“Taylor really just came from me wearing Chuck Taylors,” he says. “A lot of people in Pittsburgh didn’t really wear them, that was sort of my thing. Then it became less of a Chuck Taylor thing and more about if something’s tailored, it’s for you, you’re an individual. It became that individuality thing.”
Expressing one’s individuality sometimes involves breaking the rules, and that’s certainly the case with Khalifa and his love for marijuana. But so far, he says, he hasn’t had any trouble with the law at his concerts (one exception: a November arrest for marijuana possession between gigs; charges have since been dropped). Some venues are “420-friendly,” others aren’t—and he and his fans deal with it either way.
“When they’re not, we respect it and the fans respect it. And when it is friendly, then people know,” explains Khalifa. “The high, I don’t think that ruins anything, it makes people chill out. And then when you tell them they can’t smoke weed, they find other creative ways to get high that’s less constructive.”
He laughs. “It’s just weed!”
By this point, Khalifa has polished off two joints since I joined his trailer party; he’ll blaze up another on stage in an hour, and who knows how many in between. And although he’s shown an (endearingly) goofy side—at one point rolling up his sweatpants to ask my opinion of a new tattoo on his ankle, just above an older one depicting the Teenage Mutant Ninja Turtles—he’s more coherent than many people are sober as he explains his plans for the future.
“I just want to expand the brand organically and naturally, like people are used to seeing from me, and I don’t want to move too fast,” he says. “The work I put in five years ago got me where I am now … Every day I wake up is a work day, and I don’t plan on chilling out anytime soon.”
With the clock ticking away toward his headlining performance, he tells me it’s time to bid each other adieu.

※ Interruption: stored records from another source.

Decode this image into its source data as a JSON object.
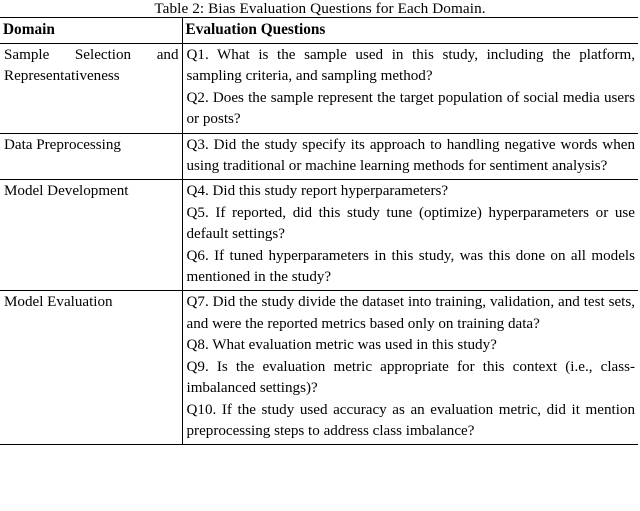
{
  "caption": "Table 2: Bias Evaluation Questions for Each Domain.",
  "table": {
    "columns": [
      {
        "key": "domain",
        "header": "Domain"
      },
      {
        "key": "questions",
        "header": "Evaluation Questions"
      }
    ],
    "rows": [
      {
        "domain": "Sample Selection and Representativeness",
        "questions": [
          "Q1. What is the sample used in this study, including the platform, sampling criteria, and sampling method?",
          "Q2. Does the sample represent the target population of social media users or posts?"
        ]
      },
      {
        "domain": "Data Preprocessing",
        "questions": [
          "Q3. Did the study specify its approach to handling negative words when using traditional or machine learning methods for sentiment analysis?"
        ]
      },
      {
        "domain": "Model Development",
        "questions": [
          "Q4. Did this study report hyperparameters?",
          "Q5. If reported, did this study tune (optimize) hyperparameters or use default settings?",
          "Q6. If tuned hyperparameters in this study, was this done on all models mentioned in the study?"
        ]
      },
      {
        "domain": "Model Evaluation",
        "questions": [
          "Q7. Did the study divide the dataset into training, validation, and test sets, and were the reported metrics based only on training data?",
          "Q8. What evaluation metric was used in this study?",
          "Q9. Is the evaluation metric appropriate for this context (i.e., class-imbalanced settings)?",
          "Q10. If the study used accuracy as an evaluation metric, did it mention preprocessing steps to address class imbalance?"
        ]
      }
    ]
  },
  "colors": {
    "text": "#000000",
    "rule": "#000000",
    "background": "#ffffff"
  }
}
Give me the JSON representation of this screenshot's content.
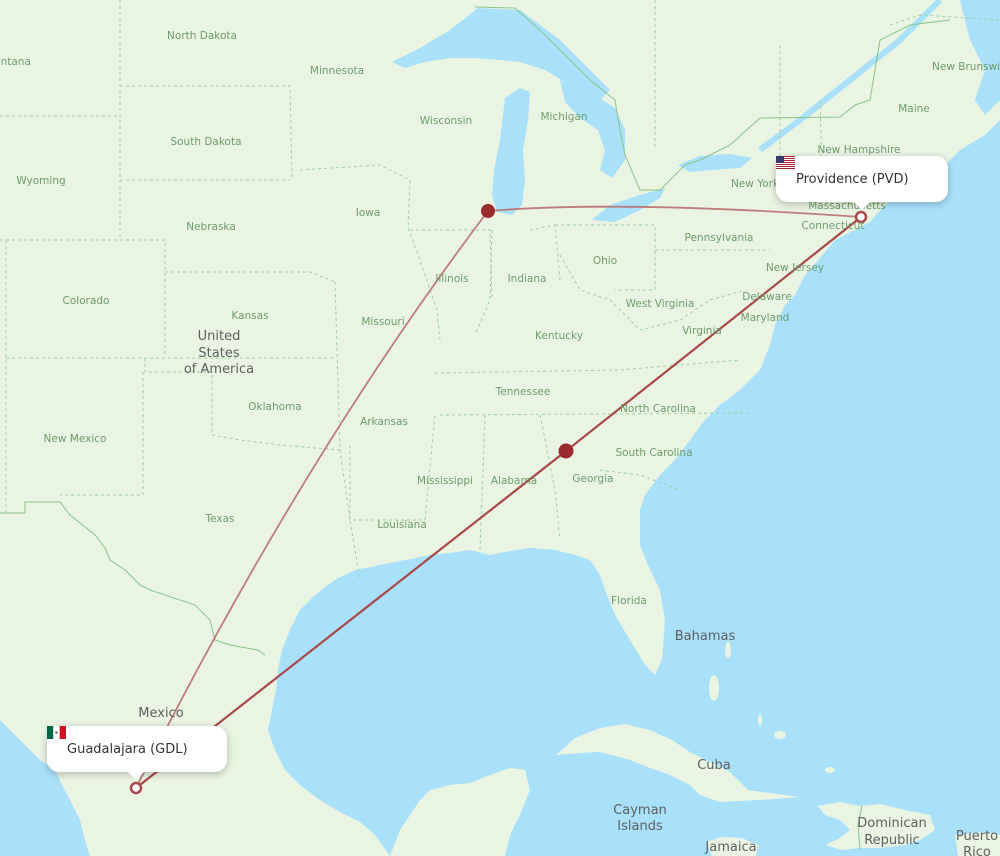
{
  "map": {
    "colors": {
      "water": "#a9e0fa",
      "land": "#eaf4e2",
      "land_shade": "#dcebd2",
      "border_state": "#9fcf9f",
      "border_country": "#88c488",
      "route": "#a84848",
      "marker": "#9b2a2e"
    },
    "country_labels": [
      {
        "name": "united-states-label",
        "lines": [
          "United",
          "States",
          "of America"
        ]
      },
      {
        "name": "mexico-label",
        "text": "Mexico"
      },
      {
        "name": "bahamas-label",
        "text": "Bahamas"
      },
      {
        "name": "cuba-label",
        "text": "Cuba"
      },
      {
        "name": "cayman-islands-label",
        "lines": [
          "Cayman",
          "Islands"
        ]
      },
      {
        "name": "jamaica-label",
        "text": "Jamaica"
      },
      {
        "name": "dominican-republic-label",
        "lines": [
          "Dominican",
          "Republic"
        ]
      },
      {
        "name": "puerto-rico-label",
        "lines": [
          "Puerto",
          "Rico"
        ]
      }
    ],
    "state_labels": [
      "North Dakota",
      "Montana",
      "Minnesota",
      "South Dakota",
      "Wisconsin",
      "Michigan",
      "Wyoming",
      "Iowa",
      "Nebraska",
      "Illinois",
      "Indiana",
      "Ohio",
      "Pennsylvania",
      "New York",
      "New Hampshire",
      "Maine",
      "New Brunswick",
      "Massachusetts",
      "Connecticut",
      "New Jersey",
      "Delaware",
      "Maryland",
      "West Virginia",
      "Virginia",
      "Kentucky",
      "Colorado",
      "Kansas",
      "Missouri",
      "Oklahoma",
      "Arkansas",
      "Tennessee",
      "North Carolina",
      "South Carolina",
      "Georgia",
      "Alabama",
      "Mississippi",
      "Louisiana",
      "Texas",
      "New Mexico",
      "Florida"
    ]
  },
  "routes": [
    {
      "from": "GDL",
      "via": "Chicago",
      "to": "PVD"
    },
    {
      "from": "GDL",
      "via": "Atlanta",
      "to": "PVD"
    }
  ],
  "origin": {
    "city": "Guadalajara",
    "code": "GDL",
    "label": "Guadalajara (GDL)",
    "flag": "mexico-flag-icon"
  },
  "destination": {
    "city": "Providence",
    "code": "PVD",
    "label": "Providence (PVD)",
    "flag": "usa-flag-icon"
  },
  "stopovers": [
    {
      "name": "chicago-stopover"
    },
    {
      "name": "atlanta-stopover"
    }
  ]
}
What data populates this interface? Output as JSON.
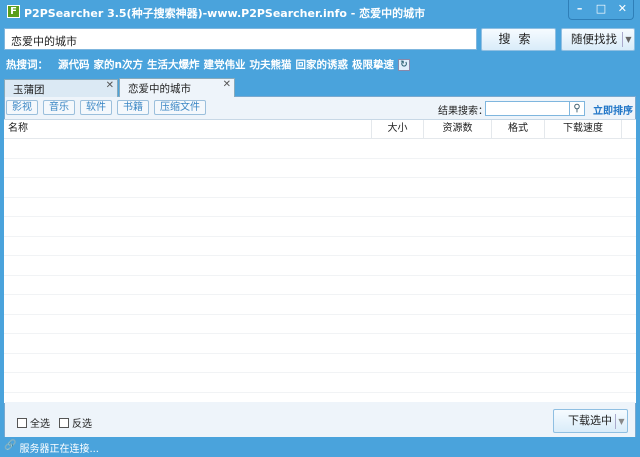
{
  "window": {
    "title": "P2PSearcher 3.5(种子搜索神器)-www.P2PSearcher.info - 恋爱中的城市",
    "icon": "F",
    "minimize": "–",
    "maximize": "□",
    "close": "✕"
  },
  "search": {
    "value": "恋爱中的城市",
    "button": "搜索",
    "random_button": "随便找找"
  },
  "hot": {
    "label": "热搜词：",
    "keywords": [
      "源代码",
      "家的n次方",
      "生活大爆炸",
      "建党伟业",
      "功夫熊猫",
      "回家的诱惑",
      "极限挚速"
    ]
  },
  "tabs": [
    {
      "label": "玉蒲团"
    },
    {
      "label": "恋爱中的城市",
      "active": true
    }
  ],
  "filters": [
    "影视",
    "音乐",
    "软件",
    "书籍",
    "压缩文件"
  ],
  "result_search": {
    "label": "结果搜索：",
    "value": "",
    "sort_link": "立即排序"
  },
  "table": {
    "columns": [
      "名称",
      "大小",
      "资源数",
      "格式",
      "下载速度"
    ],
    "rows": []
  },
  "bottom": {
    "select_all": "全选",
    "invert": "反选",
    "download_button": "下载选中"
  },
  "status": {
    "text": "服务器正在连接..."
  }
}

“This has been an awesome interview,” he declares, showing me to the door. “All right, man, I’ll see you out there, foo!”